======== Given entries ========
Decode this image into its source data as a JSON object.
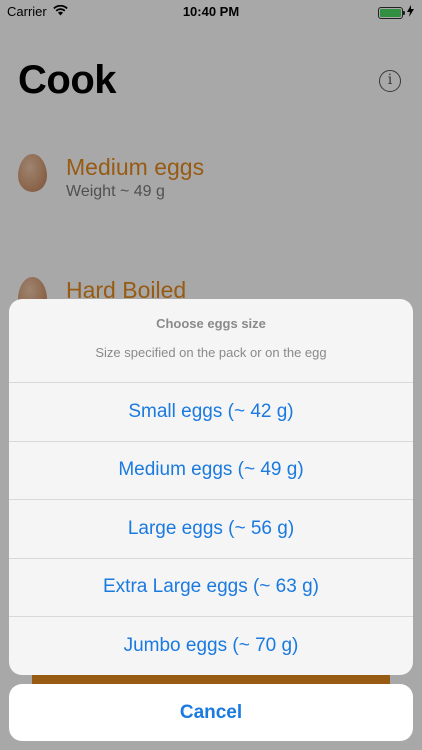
{
  "status": {
    "carrier": "Carrier",
    "time": "10:40 PM"
  },
  "screen": {
    "title": "Cook",
    "info_icon": "i",
    "eggs": [
      {
        "title": "Medium eggs",
        "subtitle": "Weight ~ 49 g"
      },
      {
        "title": "Hard Boiled",
        "subtitle": ""
      }
    ]
  },
  "sheet": {
    "title": "Choose eggs size",
    "message": "Size specified on the pack or on the egg",
    "options": [
      "Small eggs (~ 42 g)",
      "Medium eggs (~ 49 g)",
      "Large eggs (~ 56 g)",
      "Extra Large eggs (~ 63 g)",
      "Jumbo eggs (~ 70 g)"
    ],
    "cancel": "Cancel"
  },
  "colors": {
    "accent_orange": "#e68a1f",
    "action_blue": "#1a7ae0",
    "battery_green": "#4cd964"
  },
  "battery_level": 1.0
}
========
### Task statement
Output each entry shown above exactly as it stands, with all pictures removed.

### Solution to this exercise
Decode this image into its source data as a JSON object.
{
  "status": {
    "carrier": "Carrier",
    "time": "10:40 PM"
  },
  "screen": {
    "title": "Cook",
    "info_icon": "i",
    "eggs": [
      {
        "title": "Medium eggs",
        "subtitle": "Weight ~ 49 g"
      },
      {
        "title": "Hard Boiled",
        "subtitle": ""
      }
    ]
  },
  "sheet": {
    "title": "Choose eggs size",
    "message": "Size specified on the pack or on the egg",
    "options": [
      "Small eggs (~ 42 g)",
      "Medium eggs (~ 49 g)",
      "Large eggs (~ 56 g)",
      "Extra Large eggs (~ 63 g)",
      "Jumbo eggs (~ 70 g)"
    ],
    "cancel": "Cancel"
  },
  "colors": {
    "accent_orange": "#e68a1f",
    "action_blue": "#1a7ae0",
    "battery_green": "#4cd964"
  },
  "battery_level": 1.0
}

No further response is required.